The fifth summit of the Americas in Trinidad next April has not yet received much attention. With the close contest between Barack Obama and Hillary Clinton, the nomination of the first African-American presidential candidate, the surprising appointment of Alaska Governor Sarah Palin as Republican vice-presidential candidate, and the current Wall Street financial crisis, we have had our hands full.
Yet, if properly handled, the summit, to be held for the first time in the Caribbean, presents the region with a great opportunity to share its challenges with 34 heads of state and government.
Throughout the Hemisphere, but mostly in South America, many countries have benefited from the commodity boom and the oil bonanza of the last four years.
Yet, as World Bank economist Augusto de la Torre remarked at the annual meeting of the Corporacion Andina de Fomento, held in Washington, DC, earlier this month, what about the Jamaicas of this world?
That is, those countries that have not profited from the commodity boom and are also affected by an economic slowdown? And what could they expect from an Obama administration?
Scheduled to be held three months after the inauguration of the new United States president, the summit is ideally timed ("timing isn't everything, it's the only thing") to launch his programme for the Caribbean and Latin America.
A President Obama, who has been described by Trinidadian Prime Minister Patrick Manning as "a breath of fresh air", would certainly receive quite a welcome in Port-of-Spain.
Some inkling of what such a programme would look like was given at Obama's speech last May in Miami, titled 'A New Partnership for the Americas'.
Key points include the reinstatement of the Special Envoy for the Americas, the strengthening of the State Department (incredible as this may sound, the Pentagon has more lawyers that the State Department has Foreign Service Officers) and the expansion of the Peace Corps. What would such a programme entail for the Caribbean?
Obama, apart from spending a long weekend on the US Virgin Islands this past summer, has not visited the region and has not been too specific about it. Yet, as Dan Restrepo, Obama's go-to man for Latin American issues, told me in response to a question at that meeting in DC, Obama is fully conscious of the Caribbean's condition as the US 'third border'.
In that sense, "the need to have a robust economy at home" would be the soundest base for any US policy towards the Caribbean, as that would ensure a steady flow of tourists and of remittances, two key sources of foreign exchange for the region. With the present US economic crisis, those words acquire a special significance.
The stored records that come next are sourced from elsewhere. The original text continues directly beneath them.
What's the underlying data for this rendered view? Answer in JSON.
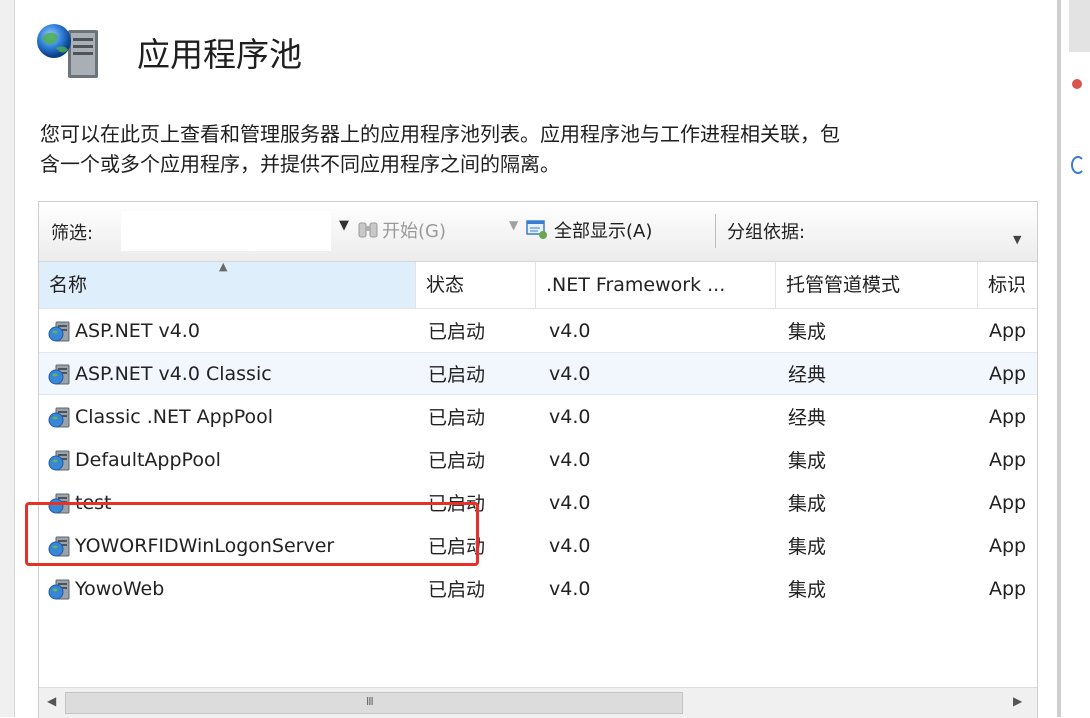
{
  "page": {
    "title": "应用程序池",
    "description_line1": "您可以在此页上查看和管理服务器上的应用程序池列表。应用程序池与工作进程相关联，包",
    "description_line2": "含一个或多个应用程序，并提供不同应用程序之间的隔离。"
  },
  "toolbar": {
    "filter_label": "筛选:",
    "filter_value": "",
    "start_label": "开始(G)",
    "show_all_label": "全部显示(A)",
    "group_by_label": "分组依据:"
  },
  "columns": [
    "名称",
    "状态",
    ".NET Framework ...",
    "托管管道模式",
    "标识"
  ],
  "rows": [
    {
      "name": "ASP.NET v4.0",
      "status": "已启动",
      "framework": "v4.0",
      "pipeline": "集成",
      "identity": "App"
    },
    {
      "name": "ASP.NET v4.0 Classic",
      "status": "已启动",
      "framework": "v4.0",
      "pipeline": "经典",
      "identity": "App"
    },
    {
      "name": "Classic .NET AppPool",
      "status": "已启动",
      "framework": "v4.0",
      "pipeline": "经典",
      "identity": "App"
    },
    {
      "name": "DefaultAppPool",
      "status": "已启动",
      "framework": "v4.0",
      "pipeline": "集成",
      "identity": "App"
    },
    {
      "name": "test",
      "status": "已启动",
      "framework": "v4.0",
      "pipeline": "集成",
      "identity": "App"
    },
    {
      "name": "YOWORFIDWinLogonServer",
      "status": "已启动",
      "framework": "v4.0",
      "pipeline": "集成",
      "identity": "App"
    },
    {
      "name": "YowoWeb",
      "status": "已启动",
      "framework": "v4.0",
      "pipeline": "集成",
      "identity": "App"
    }
  ],
  "scrollbar": {
    "grip": "III"
  },
  "colors": {
    "highlight": "#e53127",
    "selected_row": "#f2f7fd",
    "accent": "#3b7bd0"
  }
}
Interestingly, on economic issues, Obama is by no means the flaming liberal he is often portrayed to be.
'Obamanomics', inspired by some of his colleagues at the University of Chicago where he has taught constitutional law, aims for a middle ground between government intervention in the economy, a la New Deal, and the laissez-faire, laissez-passer approach followed over the last eight years that has led us to the current mess. The basic notion here is to use enough regulation to avoid abuse by business of the consumer, but not that much that it stifles entrepreneurship and initiative.
Restrepo also mentioned the sensitive subject of Caribbean tax havens and the need to rein them in through a more transparent relationship with the US Treasury.
Obama has backed the Stop Tax Havens Abuse Act, legislation aimed at offshore financial centres. This stance is also linked to Obama's broader concern about the need to curtail outsourcing of jobs from the US.
This reflects an old pattern, well known in the Caribbean. Because of their special needs and circumstances, the West Indies, and also the larger islands, have had to find special niches (and special treatment) within the global economic system that will allow them to prosper and survive - be it Section 936 of the US Tax Code in Puerto Rico or the banana policy followed by the European Union towards the ACP.
With globalisation and liberalisation, however, these exceptions have come under fire and end up being scrapped, with the Caribbean being left holding the bag. Something similar may happen now with the OFCs.
On the other hand, the Obama campaign statement about debt relief for the most impoverished nations, including those of the Caribbean, would be a most welcome measure, especially for debt-stricken Jamaica.
Perhaps the most significant departure from current policy, however, would come in US policy towards Cuba. In that same Miami speech, delivered to the Cuban American National Foundation (a rite of passage for all presidential candidates), Senator Obama promised to change the failed policies that have been followed for 50 years.
For Cuban Americans, this would mean unrestricted rights to visit family in the island (these are now limited) and to send remittances. For Cuba itself, it would entail a diplomatic re-engagement and dialogue, one designed to look for ways to move forward in the economic and political opening in the island, using a gradual relaxation of the embargo as leverage.
Enormous hopes and aspirations have been placed on Obama's candidacy and his eventual presidency. He seems to be blessed not just by considerable talent, but also by destiny. Just as his candidacy was flagging (partly because of not appointing Hillary Clinton as his running mate), the Wall Street financial crisis has given him a new impetus.
He is up in the polls once again, and much will depend on the upcoming presidential debates.
Going forward, however, he must recover the élan and spirit of the first half of this year, when he captured the imagination of the American people and, indeed, the world.